Here are a few of the major points that I found interesting:

Top Selling Genre

According to the 2017 Smashwords survey, the top selling genres for fiction were Romance, Erotica, Fantasy, Young Adult & Teen, and Science Fiction. The top five for non-fiction were Self Improvement at #1, Health, Well-Being and Medicine #2, Business and Economics, Religion and Spirituality, and Relationships and Family.  Obviously romance readers are the most veracious, and are loyal fans.

Presence on Social Media

Of the top 1000 bestsellers, close to 75% of these authors have a website or a blog. Over 60% of the bestselling authors are on Facebook and on Twitter. Readers like connecting with their favorite authors

Book Pricing

Books that are priced at free, on average, get about 33 times more downloads then books at any other price. More proof that FREE for a first book in your series is a powerful way to introduce readers to your work. By pricing your book at free, you make it easy for new readers to take a chance on you. Many authors write a shorter novella priced as free or as a give-away in newsletters, as an introduction to their series. The survey definitely shows that series with free first book earn more than series without that starter incentive book. I’m torn on this topic, because I wonder if our hard work has been devalued.
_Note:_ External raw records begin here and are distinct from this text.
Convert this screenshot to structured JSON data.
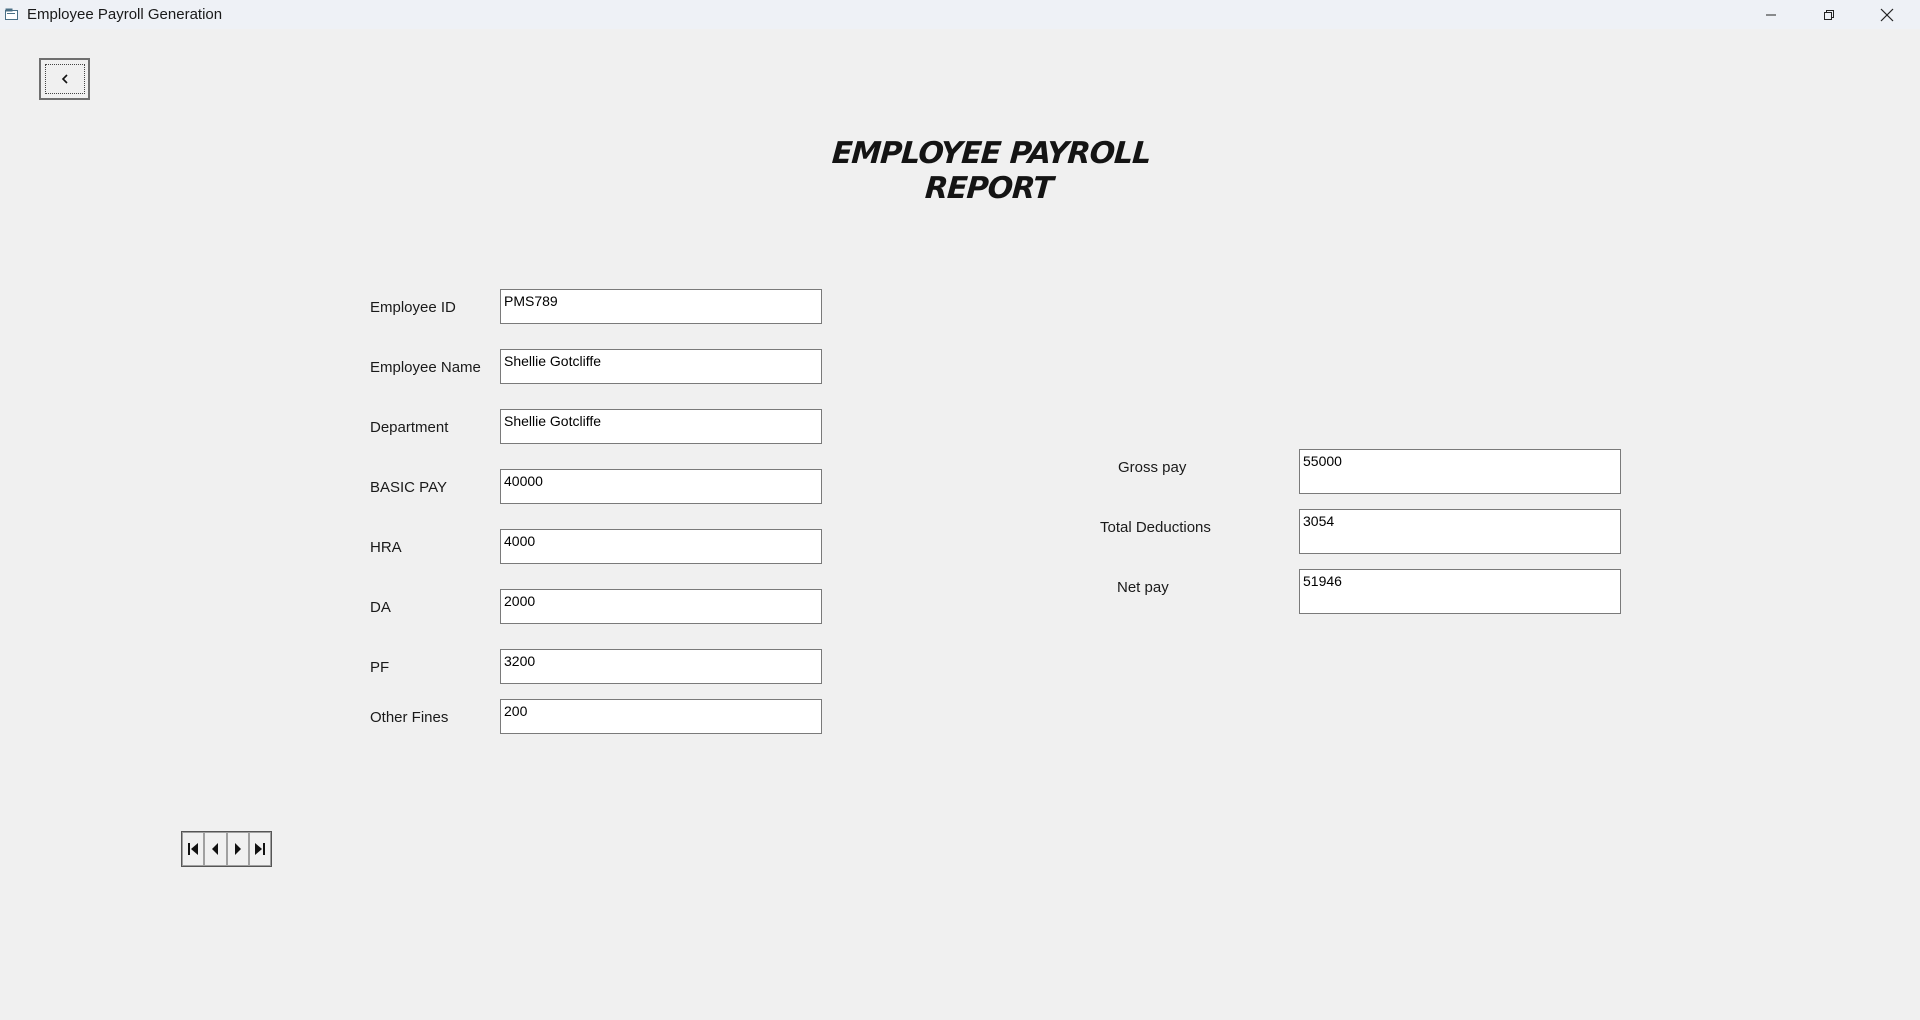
{
  "window": {
    "title": "Employee Payroll Generation"
  },
  "header": {
    "back_symbol": "<",
    "report_title": "EMPLOYEE PAYROLL REPORT"
  },
  "form_left": [
    {
      "label": "Employee ID",
      "value": "PMS789"
    },
    {
      "label": "Employee Name",
      "value": "Shellie Gotcliffe"
    },
    {
      "label": "Department",
      "value": "Shellie Gotcliffe"
    },
    {
      "label": "BASIC PAY",
      "value": "40000"
    },
    {
      "label": "HRA",
      "value": "4000"
    },
    {
      "label": "DA",
      "value": "2000"
    },
    {
      "label": "PF",
      "value": "3200"
    },
    {
      "label": "Other Fines",
      "value": "200"
    }
  ],
  "form_right": [
    {
      "label": "Gross pay",
      "value": "55000"
    },
    {
      "label": "Total Deductions",
      "value": "3054"
    },
    {
      "label": "Net pay",
      "value": "51946"
    }
  ],
  "navigator": {
    "buttons": [
      "first-record-icon",
      "previous-record-icon",
      "next-record-icon",
      "last-record-icon"
    ]
  },
  "colors": {
    "background": "#f0f0f0",
    "titlebar": "#eef1f6",
    "field_border": "#7a7a7a"
  }
}
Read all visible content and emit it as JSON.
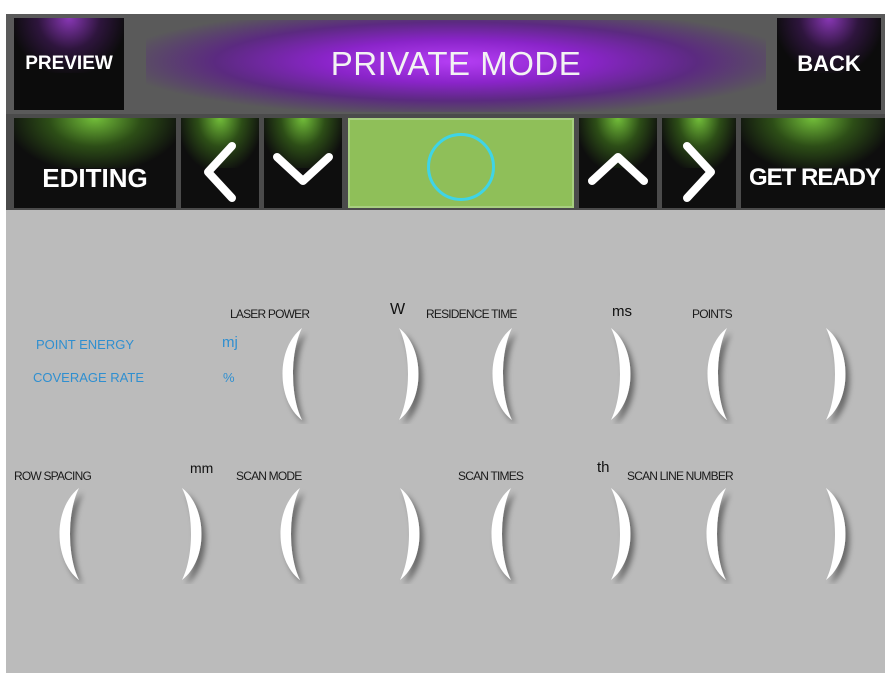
{
  "header": {
    "title": "PRIVATE MODE",
    "preview_label": "PREVIEW",
    "back_label": "BACK"
  },
  "toolbar": {
    "editing_label": "EDITING",
    "get_ready_label": "GET READY",
    "icons": [
      "chevron-left-icon",
      "chevron-down-icon",
      "ring-icon",
      "chevron-up-icon",
      "chevron-right-icon"
    ]
  },
  "info": {
    "point_energy_label": "POINT   ENERGY",
    "point_energy_unit": "mj",
    "coverage_rate_label": "COVERAGE RATE",
    "coverage_rate_unit": "%"
  },
  "params": {
    "laser_power": {
      "label": "LASER POWER",
      "unit": "W"
    },
    "residence_time": {
      "label": "RESIDENCE TIME",
      "unit": "ms"
    },
    "points": {
      "label": "POINTS",
      "unit": ""
    },
    "row_spacing": {
      "label": "ROW SPACING",
      "unit": "mm"
    },
    "scan_mode": {
      "label": "SCAN MODE",
      "unit": ""
    },
    "scan_times": {
      "label": "SCAN TIMES",
      "unit": "th"
    },
    "scan_line_number": {
      "label": "SCAN LINE NUMBER",
      "unit": ""
    }
  },
  "colors": {
    "background": "#bbbbbb",
    "title_glow": "#b53ef4",
    "active_green": "#8fbf59",
    "ring_cyan": "#3fd4e6",
    "info_blue": "#2f8fd0"
  }
}
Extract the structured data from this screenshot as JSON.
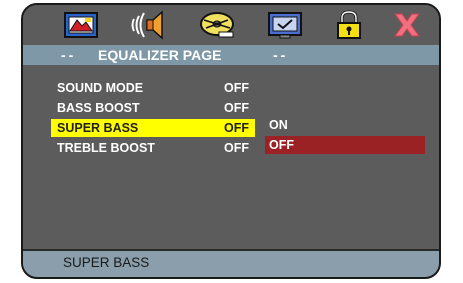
{
  "tabs": [
    {
      "icon": "flag-icon"
    },
    {
      "icon": "speaker-sound-icon"
    },
    {
      "icon": "disc-film-icon"
    },
    {
      "icon": "monitor-check-icon"
    },
    {
      "icon": "lock-icon"
    },
    {
      "icon": "close-x-icon"
    }
  ],
  "header": {
    "dash_left": "--",
    "title": "EQUALIZER PAGE",
    "dash_right": "--"
  },
  "menu": [
    {
      "label": "SOUND MODE",
      "value": "OFF"
    },
    {
      "label": "BASS BOOST",
      "value": "OFF"
    },
    {
      "label": "SUPER BASS",
      "value": "OFF",
      "selected": true
    },
    {
      "label": "TREBLE BOOST",
      "value": "OFF"
    }
  ],
  "options": [
    {
      "label": "ON"
    },
    {
      "label": "OFF",
      "active": true
    }
  ],
  "status": {
    "text": "SUPER BASS"
  },
  "colors": {
    "panel": "#5c5c5c",
    "header": "#7e98a8",
    "selected_row": "#ffff00",
    "active_option": "#9a2224",
    "status_bar": "#8a9eab"
  }
}
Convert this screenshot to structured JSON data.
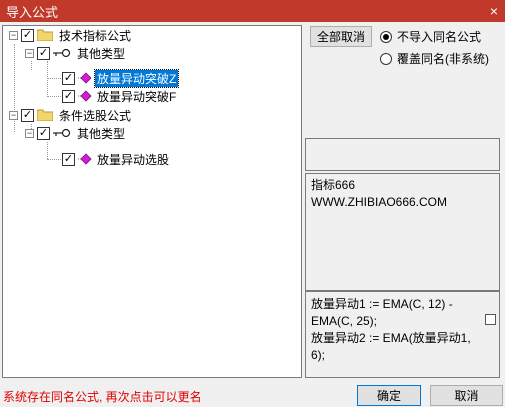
{
  "window": {
    "title": "导入公式",
    "close": "×"
  },
  "tree": [
    {
      "label": "技术指标公式"
    },
    {
      "label": "其他类型"
    },
    {
      "label": "放量异动突破Z"
    },
    {
      "label": "放量异动突破F"
    },
    {
      "label": "条件选股公式"
    },
    {
      "label": "其他类型"
    },
    {
      "label": "放量异动选股"
    }
  ],
  "options": {
    "deselect_all_label": "全部取消",
    "radio1_label": "不导入同名公式",
    "radio2_label": "覆盖同名(非系统)",
    "selected": "radio1"
  },
  "info": {
    "line1": "指标666",
    "line2": "WWW.ZHIBIAO666.COM"
  },
  "formula": {
    "line1": "放量异动1 := EMA(C, 12) -",
    "line2": "EMA(C, 25);",
    "line3": "放量异动2 := EMA(放量异动1,",
    "line4": "6);"
  },
  "footer": {
    "status": "系统存在同名公式, 再次点击可以更名",
    "ok_label": "确定",
    "cancel_label": "取消"
  }
}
Everybody thinks they can write a book, and it’s so easy to publish these days. The profession of writing has shifted away from the craft of writing a great story to publish your work now. As you all know, writing and editing is some of the hardest work you’ll ever do, and it has to be done first before you can have a book in hand. Then comes the publishing and promotion.

It’s Still about the Story

After last week’s critique meeting with the WordsmithSix gang, I can tell you that quality continues to be our focus. We are working on stories for a Route 66 themed anthology, and from what I read last week, readers are in for a treat. We leave no stone unturned when we critique each other’s work. We talk about character motivation, plot structure, and setting descriptions. Our meetings usually run about three hours, and we don’t waste much time on spelling and grammar issues. We really try to dig deep to assure that readers discover an entertaining story.

Word Count for Picture Books


Word Count for Picture Books

Natalie Bright

0-200 words. 8-24 pages. BOARD BOOKS have minimal text with thick pages for little fingers to hold.

About 600 words. 32 pages. PICTURE BOOKS for ages 2-5. Text and illustrations on every page.

Up to 1000 words. 32 pages. Ages 4-8. Fiction or nonfiction.

Up to 1500 words. 40 pages. Ages 6-10. Fiction story picture books have longer stories for older readers.

Up to 2000 words. 48 pages. Ages 8-12. Nonfiction PICTURE BOOKS for middle grade readers, usually illustrated with photographs, may or may not have chapters.